The federal prosecutor brought in a dubious witness who testified the gold escudos in Mel’s museum were counterfeited. The prosecutor attempted to cut a deal with Mel by offering him a guilty plea to a lesser charge if he testified against an old friend and fellow treasure hunter. Mel told the prosecutor to take a flying kiss at his hemorrhoids and after his lawyer called in a more reputable metals expert who testified the escudos in his museum were, in fact, not counterfeit. Mel Fisher beat them—he was allowed to keep the treasure and his museum and the prosecutor was left with a feather in his butt.

Dave’s favorite author was Ernest Hemmingway and he too once lived in Key West. They bought a new Conch Republic flag for the Flying Circus before they headed for a residential section and rented a house from an old friend of his Dad’s. After they rested and ate something prepared for them by a Cuban woman, they took a shower and waited for the Teamster’s Boss to arrive. Being stuck in Key West was turning out to be a barrel of fun, but the thought of all that money not being in the bank remained heavy on Dave’s mind.

After the business agent arrived their first stop was Sloppy Joes, but there was a long line waiting to get in so, the captain shoved a wad of cash in the bouncer’s hand and he found them a table next to the Caribbean Band. The Captain ordered a round of drinks for the house. The bartender said it would cost him 1,000 dollars so he ordered two rounds for the house and counted out 20-100 dollar bills and gave them to the waitress. Dave had never seen this side of has Dad, but he had heard stories before–he braced himself for a wild night.

John Stark

The author of the "Tales from the Caribbean" fictional column. He attended school at Waynedale Elementary, Maplewood, Elmhurst HS in the Waynedale area. John had 25 years of professional writing experience when he passed away in 2012.

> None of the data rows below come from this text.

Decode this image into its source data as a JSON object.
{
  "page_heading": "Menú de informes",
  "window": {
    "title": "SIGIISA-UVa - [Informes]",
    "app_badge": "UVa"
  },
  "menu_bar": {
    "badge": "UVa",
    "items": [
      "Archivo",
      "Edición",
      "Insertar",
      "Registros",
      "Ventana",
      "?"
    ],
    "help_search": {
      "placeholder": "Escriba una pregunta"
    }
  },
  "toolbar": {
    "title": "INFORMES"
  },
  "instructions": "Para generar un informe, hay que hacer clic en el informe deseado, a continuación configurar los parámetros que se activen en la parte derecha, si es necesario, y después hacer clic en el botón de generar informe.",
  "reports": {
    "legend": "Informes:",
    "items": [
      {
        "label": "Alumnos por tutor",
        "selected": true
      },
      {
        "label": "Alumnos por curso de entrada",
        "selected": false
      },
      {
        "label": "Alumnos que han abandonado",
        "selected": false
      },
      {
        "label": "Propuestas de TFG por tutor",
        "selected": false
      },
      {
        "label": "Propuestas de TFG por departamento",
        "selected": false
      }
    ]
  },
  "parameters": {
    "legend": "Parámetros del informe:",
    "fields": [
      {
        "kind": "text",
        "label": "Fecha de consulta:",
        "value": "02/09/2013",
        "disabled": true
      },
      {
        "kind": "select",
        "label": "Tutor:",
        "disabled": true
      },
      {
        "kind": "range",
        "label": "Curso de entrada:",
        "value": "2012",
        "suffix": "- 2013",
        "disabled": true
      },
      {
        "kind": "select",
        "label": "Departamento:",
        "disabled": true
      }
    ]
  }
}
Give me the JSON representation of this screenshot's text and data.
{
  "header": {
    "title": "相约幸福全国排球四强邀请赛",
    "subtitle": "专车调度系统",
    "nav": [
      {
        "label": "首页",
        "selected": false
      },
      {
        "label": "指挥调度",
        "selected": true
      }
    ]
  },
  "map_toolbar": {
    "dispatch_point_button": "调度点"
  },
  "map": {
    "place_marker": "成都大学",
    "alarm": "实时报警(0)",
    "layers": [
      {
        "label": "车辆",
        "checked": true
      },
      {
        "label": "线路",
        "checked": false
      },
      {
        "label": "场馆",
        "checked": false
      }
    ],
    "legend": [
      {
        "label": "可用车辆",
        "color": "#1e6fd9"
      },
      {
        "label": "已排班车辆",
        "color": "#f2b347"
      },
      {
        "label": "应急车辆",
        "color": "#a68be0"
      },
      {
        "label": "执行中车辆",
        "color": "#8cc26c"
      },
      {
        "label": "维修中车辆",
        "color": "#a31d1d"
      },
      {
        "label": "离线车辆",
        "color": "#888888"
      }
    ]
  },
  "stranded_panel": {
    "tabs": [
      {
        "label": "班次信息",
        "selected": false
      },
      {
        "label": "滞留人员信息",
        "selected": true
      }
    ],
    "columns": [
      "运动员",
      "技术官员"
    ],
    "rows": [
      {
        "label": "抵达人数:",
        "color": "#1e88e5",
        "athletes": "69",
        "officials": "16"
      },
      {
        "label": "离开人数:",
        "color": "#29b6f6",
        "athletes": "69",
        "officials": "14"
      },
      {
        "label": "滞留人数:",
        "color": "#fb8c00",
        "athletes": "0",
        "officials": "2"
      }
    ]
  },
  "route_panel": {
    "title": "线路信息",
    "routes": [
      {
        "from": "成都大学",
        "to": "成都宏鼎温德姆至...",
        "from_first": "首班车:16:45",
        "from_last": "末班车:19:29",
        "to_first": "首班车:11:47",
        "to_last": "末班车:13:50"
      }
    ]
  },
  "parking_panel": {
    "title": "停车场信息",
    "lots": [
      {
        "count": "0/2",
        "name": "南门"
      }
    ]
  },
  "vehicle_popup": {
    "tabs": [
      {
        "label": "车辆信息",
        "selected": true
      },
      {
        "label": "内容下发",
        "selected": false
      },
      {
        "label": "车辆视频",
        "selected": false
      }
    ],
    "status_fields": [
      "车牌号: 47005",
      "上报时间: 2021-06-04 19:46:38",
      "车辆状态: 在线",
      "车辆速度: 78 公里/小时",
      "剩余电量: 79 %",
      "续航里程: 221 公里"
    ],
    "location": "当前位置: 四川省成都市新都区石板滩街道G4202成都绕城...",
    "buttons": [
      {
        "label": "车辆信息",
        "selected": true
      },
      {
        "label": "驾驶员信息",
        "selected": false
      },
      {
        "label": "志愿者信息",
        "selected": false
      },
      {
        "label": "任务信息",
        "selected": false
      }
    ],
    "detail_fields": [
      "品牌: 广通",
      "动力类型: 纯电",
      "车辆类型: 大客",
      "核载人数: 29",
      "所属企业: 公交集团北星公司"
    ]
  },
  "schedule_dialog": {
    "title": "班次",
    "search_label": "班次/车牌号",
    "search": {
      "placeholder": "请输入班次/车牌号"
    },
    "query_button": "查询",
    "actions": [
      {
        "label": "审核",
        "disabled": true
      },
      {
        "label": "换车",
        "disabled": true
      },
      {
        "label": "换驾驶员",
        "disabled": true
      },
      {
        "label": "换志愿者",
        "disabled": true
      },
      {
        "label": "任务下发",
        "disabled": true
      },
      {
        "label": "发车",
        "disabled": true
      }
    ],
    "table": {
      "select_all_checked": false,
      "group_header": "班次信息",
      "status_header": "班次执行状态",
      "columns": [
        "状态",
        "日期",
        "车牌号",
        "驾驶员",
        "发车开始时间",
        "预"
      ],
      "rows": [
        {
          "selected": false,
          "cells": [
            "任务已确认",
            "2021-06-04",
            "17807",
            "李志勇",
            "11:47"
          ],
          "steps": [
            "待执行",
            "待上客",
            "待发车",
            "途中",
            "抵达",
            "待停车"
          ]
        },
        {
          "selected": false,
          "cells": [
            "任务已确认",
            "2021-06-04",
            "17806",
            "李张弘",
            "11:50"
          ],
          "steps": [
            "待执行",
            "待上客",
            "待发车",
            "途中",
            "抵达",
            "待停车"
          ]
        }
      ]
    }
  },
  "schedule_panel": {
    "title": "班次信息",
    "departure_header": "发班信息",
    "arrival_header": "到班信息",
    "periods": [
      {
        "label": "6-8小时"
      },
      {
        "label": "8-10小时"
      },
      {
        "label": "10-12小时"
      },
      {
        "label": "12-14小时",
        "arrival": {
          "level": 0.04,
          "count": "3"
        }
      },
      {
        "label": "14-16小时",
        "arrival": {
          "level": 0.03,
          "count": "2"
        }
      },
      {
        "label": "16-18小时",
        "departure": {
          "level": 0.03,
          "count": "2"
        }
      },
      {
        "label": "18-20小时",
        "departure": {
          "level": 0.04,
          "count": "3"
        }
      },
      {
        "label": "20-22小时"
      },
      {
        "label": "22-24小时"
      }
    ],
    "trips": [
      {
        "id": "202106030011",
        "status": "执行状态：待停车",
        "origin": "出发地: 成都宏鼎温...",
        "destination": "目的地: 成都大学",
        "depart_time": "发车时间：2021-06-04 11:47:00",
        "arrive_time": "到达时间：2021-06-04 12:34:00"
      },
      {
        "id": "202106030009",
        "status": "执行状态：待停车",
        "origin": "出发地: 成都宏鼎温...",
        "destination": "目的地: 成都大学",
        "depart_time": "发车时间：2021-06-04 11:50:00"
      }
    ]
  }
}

> Read Full Biography
> More Articles Written By This Writer

Latest posts by John Stark (see all)

John Stark

The author of the "Tales from the Caribbean" fictional column. He attended school at Waynedale Elementary, Maplewood, Elmhurst HS in the Waynedale area. John had 25 years of professional writing experience when he passed away in 2012. > Read Full Biography > More Articles Written By This Writer